**Aim of the exercise**
Within the records, which lines hold the string "user"? Report each one by copying it.

*** Opening Information ***

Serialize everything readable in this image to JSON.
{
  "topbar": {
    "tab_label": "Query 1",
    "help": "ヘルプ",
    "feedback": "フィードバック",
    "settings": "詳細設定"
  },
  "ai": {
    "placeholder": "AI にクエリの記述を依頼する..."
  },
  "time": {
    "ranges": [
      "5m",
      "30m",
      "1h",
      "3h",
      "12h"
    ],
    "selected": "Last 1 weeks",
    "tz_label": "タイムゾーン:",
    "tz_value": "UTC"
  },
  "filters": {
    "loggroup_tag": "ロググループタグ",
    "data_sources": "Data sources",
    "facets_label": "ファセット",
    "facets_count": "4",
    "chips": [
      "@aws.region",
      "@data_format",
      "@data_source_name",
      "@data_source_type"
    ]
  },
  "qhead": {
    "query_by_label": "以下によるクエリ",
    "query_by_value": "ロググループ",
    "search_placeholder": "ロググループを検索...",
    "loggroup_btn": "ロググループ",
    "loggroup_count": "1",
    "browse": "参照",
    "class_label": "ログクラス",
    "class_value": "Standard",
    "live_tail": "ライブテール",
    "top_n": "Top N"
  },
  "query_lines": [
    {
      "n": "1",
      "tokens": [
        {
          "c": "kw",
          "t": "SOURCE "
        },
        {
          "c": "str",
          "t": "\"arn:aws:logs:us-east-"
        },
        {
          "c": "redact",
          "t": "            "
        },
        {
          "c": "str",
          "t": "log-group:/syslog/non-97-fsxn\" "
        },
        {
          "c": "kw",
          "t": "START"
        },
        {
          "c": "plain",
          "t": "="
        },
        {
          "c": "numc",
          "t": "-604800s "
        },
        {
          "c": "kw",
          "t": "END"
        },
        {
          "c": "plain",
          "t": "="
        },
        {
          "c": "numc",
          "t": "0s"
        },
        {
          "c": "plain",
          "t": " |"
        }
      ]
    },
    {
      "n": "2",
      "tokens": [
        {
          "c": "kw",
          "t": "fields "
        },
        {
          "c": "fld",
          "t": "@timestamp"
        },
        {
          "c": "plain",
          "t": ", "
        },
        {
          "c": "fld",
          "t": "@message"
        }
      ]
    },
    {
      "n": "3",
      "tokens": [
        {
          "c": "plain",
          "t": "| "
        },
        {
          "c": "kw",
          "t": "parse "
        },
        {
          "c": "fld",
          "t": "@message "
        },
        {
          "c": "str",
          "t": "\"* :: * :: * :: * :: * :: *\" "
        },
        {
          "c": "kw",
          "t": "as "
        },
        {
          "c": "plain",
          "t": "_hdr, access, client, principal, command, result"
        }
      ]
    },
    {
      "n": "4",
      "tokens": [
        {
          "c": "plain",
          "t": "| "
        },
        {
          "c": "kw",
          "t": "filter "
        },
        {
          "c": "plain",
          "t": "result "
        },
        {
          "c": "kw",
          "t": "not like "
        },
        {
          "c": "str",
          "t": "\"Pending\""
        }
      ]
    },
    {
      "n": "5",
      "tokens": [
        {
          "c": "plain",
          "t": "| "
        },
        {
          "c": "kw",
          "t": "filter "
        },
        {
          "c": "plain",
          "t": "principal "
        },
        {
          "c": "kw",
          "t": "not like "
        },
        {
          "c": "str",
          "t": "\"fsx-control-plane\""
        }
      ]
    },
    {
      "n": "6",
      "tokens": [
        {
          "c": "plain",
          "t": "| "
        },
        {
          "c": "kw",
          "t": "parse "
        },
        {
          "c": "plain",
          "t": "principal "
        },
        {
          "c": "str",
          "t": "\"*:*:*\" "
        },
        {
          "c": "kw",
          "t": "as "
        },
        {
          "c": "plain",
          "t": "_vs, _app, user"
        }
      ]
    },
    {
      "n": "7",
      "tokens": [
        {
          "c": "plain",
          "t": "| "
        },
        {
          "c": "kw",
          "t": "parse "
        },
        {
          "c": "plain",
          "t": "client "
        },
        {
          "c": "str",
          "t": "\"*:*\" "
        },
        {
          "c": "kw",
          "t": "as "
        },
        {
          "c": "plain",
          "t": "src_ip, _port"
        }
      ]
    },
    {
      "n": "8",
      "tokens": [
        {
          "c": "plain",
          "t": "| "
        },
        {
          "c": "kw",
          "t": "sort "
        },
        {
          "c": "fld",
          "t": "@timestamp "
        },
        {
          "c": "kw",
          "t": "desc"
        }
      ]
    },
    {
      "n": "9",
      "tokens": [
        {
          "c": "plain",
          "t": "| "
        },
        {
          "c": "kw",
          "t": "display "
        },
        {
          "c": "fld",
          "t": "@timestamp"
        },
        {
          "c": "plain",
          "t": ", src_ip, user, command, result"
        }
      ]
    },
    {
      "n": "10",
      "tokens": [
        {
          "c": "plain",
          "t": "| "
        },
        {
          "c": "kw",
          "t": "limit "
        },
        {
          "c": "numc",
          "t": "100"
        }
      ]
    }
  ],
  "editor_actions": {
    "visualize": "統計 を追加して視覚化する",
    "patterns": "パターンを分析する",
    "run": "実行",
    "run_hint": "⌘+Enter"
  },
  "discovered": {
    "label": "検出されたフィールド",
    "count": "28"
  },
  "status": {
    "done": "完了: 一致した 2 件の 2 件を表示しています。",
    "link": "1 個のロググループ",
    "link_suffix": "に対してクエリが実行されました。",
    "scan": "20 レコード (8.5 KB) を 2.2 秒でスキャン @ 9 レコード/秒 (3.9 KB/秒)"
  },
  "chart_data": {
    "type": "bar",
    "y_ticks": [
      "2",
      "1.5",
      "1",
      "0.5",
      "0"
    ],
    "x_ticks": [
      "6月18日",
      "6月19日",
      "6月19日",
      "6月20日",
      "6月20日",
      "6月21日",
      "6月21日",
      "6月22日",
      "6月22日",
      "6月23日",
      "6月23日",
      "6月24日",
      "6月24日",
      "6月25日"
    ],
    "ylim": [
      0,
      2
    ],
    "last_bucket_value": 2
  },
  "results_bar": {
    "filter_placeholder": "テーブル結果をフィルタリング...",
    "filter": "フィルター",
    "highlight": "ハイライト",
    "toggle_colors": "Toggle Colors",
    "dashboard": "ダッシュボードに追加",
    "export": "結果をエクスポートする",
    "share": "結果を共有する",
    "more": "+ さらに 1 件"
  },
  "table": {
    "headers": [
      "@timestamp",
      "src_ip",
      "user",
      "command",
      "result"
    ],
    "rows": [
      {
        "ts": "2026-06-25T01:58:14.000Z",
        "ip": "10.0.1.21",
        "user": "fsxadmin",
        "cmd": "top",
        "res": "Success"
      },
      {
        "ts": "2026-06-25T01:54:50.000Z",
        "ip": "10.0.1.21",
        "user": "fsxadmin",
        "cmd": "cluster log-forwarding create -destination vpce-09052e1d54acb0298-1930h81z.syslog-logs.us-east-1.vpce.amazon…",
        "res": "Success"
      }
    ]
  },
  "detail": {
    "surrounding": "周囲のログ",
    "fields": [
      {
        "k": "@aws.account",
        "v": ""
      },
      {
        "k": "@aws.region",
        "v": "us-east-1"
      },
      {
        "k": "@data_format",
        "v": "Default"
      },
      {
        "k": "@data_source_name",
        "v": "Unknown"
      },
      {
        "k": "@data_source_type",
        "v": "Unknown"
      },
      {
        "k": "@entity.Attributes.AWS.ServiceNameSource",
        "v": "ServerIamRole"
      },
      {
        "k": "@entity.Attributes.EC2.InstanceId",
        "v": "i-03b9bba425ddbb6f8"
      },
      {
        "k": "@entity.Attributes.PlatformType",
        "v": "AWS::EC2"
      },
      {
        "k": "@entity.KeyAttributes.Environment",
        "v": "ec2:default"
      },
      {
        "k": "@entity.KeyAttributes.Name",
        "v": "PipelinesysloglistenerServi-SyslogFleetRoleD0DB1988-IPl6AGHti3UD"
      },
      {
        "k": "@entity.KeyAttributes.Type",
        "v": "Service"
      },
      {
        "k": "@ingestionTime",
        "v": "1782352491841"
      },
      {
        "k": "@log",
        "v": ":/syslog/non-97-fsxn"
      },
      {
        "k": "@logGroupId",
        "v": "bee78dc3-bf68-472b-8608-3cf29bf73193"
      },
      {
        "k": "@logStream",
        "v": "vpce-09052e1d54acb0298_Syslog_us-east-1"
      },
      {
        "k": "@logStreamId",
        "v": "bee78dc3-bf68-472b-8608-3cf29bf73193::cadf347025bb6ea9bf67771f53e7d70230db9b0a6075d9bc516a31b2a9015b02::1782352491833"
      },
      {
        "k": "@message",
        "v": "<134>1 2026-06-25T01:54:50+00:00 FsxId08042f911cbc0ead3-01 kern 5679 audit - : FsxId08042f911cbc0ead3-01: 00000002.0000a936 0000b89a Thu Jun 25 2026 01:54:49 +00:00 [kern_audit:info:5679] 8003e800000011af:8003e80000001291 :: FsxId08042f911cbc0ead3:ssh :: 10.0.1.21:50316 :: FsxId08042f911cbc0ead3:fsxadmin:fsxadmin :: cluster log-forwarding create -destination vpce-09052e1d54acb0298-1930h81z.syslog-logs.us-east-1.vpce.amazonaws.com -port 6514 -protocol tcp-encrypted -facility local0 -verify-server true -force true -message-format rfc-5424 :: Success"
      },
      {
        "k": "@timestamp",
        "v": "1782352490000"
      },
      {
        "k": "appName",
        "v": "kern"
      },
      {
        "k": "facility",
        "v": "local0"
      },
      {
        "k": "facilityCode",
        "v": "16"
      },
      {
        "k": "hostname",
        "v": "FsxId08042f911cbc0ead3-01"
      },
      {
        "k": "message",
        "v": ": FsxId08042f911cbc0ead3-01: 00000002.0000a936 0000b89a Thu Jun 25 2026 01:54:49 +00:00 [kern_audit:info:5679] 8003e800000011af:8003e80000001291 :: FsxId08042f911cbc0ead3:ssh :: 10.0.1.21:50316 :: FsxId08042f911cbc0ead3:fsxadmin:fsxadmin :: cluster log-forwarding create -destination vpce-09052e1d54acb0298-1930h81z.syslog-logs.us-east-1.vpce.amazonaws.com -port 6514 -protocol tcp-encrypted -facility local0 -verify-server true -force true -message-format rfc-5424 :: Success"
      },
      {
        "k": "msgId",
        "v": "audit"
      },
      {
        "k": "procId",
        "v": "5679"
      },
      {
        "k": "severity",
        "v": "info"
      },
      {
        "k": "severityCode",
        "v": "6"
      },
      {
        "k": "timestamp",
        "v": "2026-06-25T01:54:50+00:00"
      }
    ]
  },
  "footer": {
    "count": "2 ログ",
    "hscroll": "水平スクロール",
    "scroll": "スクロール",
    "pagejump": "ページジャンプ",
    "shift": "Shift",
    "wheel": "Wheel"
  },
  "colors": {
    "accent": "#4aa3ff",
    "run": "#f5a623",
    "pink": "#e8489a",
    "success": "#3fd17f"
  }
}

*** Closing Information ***

**Finished task**
          "t": "_vs, _app, user"
          "t": ", src_ip, user, command, result"
      "user",
        "user": "fsxadmin",
        "user": "fsxadmin",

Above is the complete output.